▶ **What you should do**
Give the records below again in full, exactly as written, but without any images.

▶ **Data supplied**
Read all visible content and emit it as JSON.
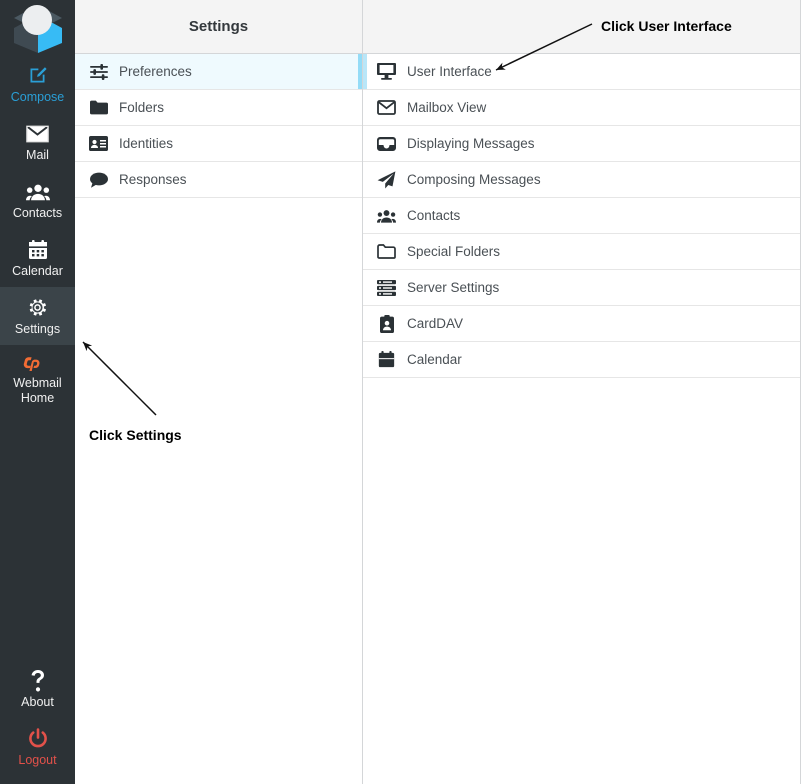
{
  "app": {
    "logo_name": "roundcube-logo"
  },
  "taskbar": {
    "items": [
      {
        "id": "compose",
        "label": "Compose",
        "icon": "compose-icon",
        "state": "accent"
      },
      {
        "id": "mail",
        "label": "Mail",
        "icon": "envelope-icon",
        "state": "normal"
      },
      {
        "id": "contacts",
        "label": "Contacts",
        "icon": "contacts-icon",
        "state": "normal"
      },
      {
        "id": "calendar",
        "label": "Calendar",
        "icon": "calendar-icon",
        "state": "normal"
      },
      {
        "id": "settings",
        "label": "Settings",
        "icon": "gear-icon",
        "state": "active"
      },
      {
        "id": "webmail-home",
        "label": "Webmail\nHome",
        "icon": "cpanel-icon",
        "state": "normal"
      }
    ],
    "bottom_items": [
      {
        "id": "about",
        "label": "About",
        "icon": "question-mark-icon",
        "state": "normal"
      },
      {
        "id": "logout",
        "label": "Logout",
        "icon": "power-icon",
        "state": "danger"
      }
    ]
  },
  "settings_column": {
    "title": "Settings",
    "items": [
      {
        "label": "Preferences",
        "icon": "sliders-icon",
        "selected": true
      },
      {
        "label": "Folders",
        "icon": "folder-filled-icon",
        "selected": false
      },
      {
        "label": "Identities",
        "icon": "id-card-icon",
        "selected": false
      },
      {
        "label": "Responses",
        "icon": "speech-bubble-icon",
        "selected": false
      }
    ]
  },
  "preferences_column": {
    "title": "",
    "items": [
      {
        "label": "User Interface",
        "icon": "monitor-icon",
        "focused": true
      },
      {
        "label": "Mailbox View",
        "icon": "envelope-outline-icon",
        "focused": false
      },
      {
        "label": "Displaying Messages",
        "icon": "inbox-icon",
        "focused": false
      },
      {
        "label": "Composing Messages",
        "icon": "paper-plane-icon",
        "focused": false
      },
      {
        "label": "Contacts",
        "icon": "contacts-icon",
        "focused": false
      },
      {
        "label": "Special Folders",
        "icon": "folder-outline-icon",
        "focused": false
      },
      {
        "label": "Server Settings",
        "icon": "server-icon",
        "focused": false
      },
      {
        "label": "CardDAV",
        "icon": "id-badge-icon",
        "focused": false
      },
      {
        "label": "Calendar",
        "icon": "calendar-icon",
        "focused": false
      }
    ]
  },
  "annotations": {
    "user_interface": "Click User Interface",
    "settings": "Click Settings"
  },
  "colors": {
    "taskbar_bg": "#2c3236",
    "taskbar_active_bg": "#3b4449",
    "accent": "#2a9fd6",
    "danger": "#e2514a",
    "selected_row_bg": "#effafe",
    "selected_row_edge": "#94dcf7",
    "header_bg": "#f4f4f4",
    "border": "#d4d6d8"
  }
}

▶ **Exercise answer**
Read all visible content and emit it as JSON.
{
  "app": {
    "logo_name": "roundcube-logo"
  },
  "taskbar": {
    "items": [
      {
        "id": "compose",
        "label": "Compose",
        "icon": "compose-icon",
        "state": "accent"
      },
      {
        "id": "mail",
        "label": "Mail",
        "icon": "envelope-icon",
        "state": "normal"
      },
      {
        "id": "contacts",
        "label": "Contacts",
        "icon": "contacts-icon",
        "state": "normal"
      },
      {
        "id": "calendar",
        "label": "Calendar",
        "icon": "calendar-icon",
        "state": "normal"
      },
      {
        "id": "settings",
        "label": "Settings",
        "icon": "gear-icon",
        "state": "active"
      },
      {
        "id": "webmail-home",
        "label": "Webmail\nHome",
        "icon": "cpanel-icon",
        "state": "normal"
      }
    ],
    "bottom_items": [
      {
        "id": "about",
        "label": "About",
        "icon": "question-mark-icon",
        "state": "normal"
      },
      {
        "id": "logout",
        "label": "Logout",
        "icon": "power-icon",
        "state": "danger"
      }
    ]
  },
  "settings_column": {
    "title": "Settings",
    "items": [
      {
        "label": "Preferences",
        "icon": "sliders-icon",
        "selected": true
      },
      {
        "label": "Folders",
        "icon": "folder-filled-icon",
        "selected": false
      },
      {
        "label": "Identities",
        "icon": "id-card-icon",
        "selected": false
      },
      {
        "label": "Responses",
        "icon": "speech-bubble-icon",
        "selected": false
      }
    ]
  },
  "preferences_column": {
    "title": "",
    "items": [
      {
        "label": "User Interface",
        "icon": "monitor-icon",
        "focused": true
      },
      {
        "label": "Mailbox View",
        "icon": "envelope-outline-icon",
        "focused": false
      },
      {
        "label": "Displaying Messages",
        "icon": "inbox-icon",
        "focused": false
      },
      {
        "label": "Composing Messages",
        "icon": "paper-plane-icon",
        "focused": false
      },
      {
        "label": "Contacts",
        "icon": "contacts-icon",
        "focused": false
      },
      {
        "label": "Special Folders",
        "icon": "folder-outline-icon",
        "focused": false
      },
      {
        "label": "Server Settings",
        "icon": "server-icon",
        "focused": false
      },
      {
        "label": "CardDAV",
        "icon": "id-badge-icon",
        "focused": false
      },
      {
        "label": "Calendar",
        "icon": "calendar-icon",
        "focused": false
      }
    ]
  },
  "annotations": {
    "user_interface": "Click User Interface",
    "settings": "Click Settings"
  },
  "colors": {
    "taskbar_bg": "#2c3236",
    "taskbar_active_bg": "#3b4449",
    "accent": "#2a9fd6",
    "danger": "#e2514a",
    "selected_row_bg": "#effafe",
    "selected_row_edge": "#94dcf7",
    "header_bg": "#f4f4f4",
    "border": "#d4d6d8"
  }
}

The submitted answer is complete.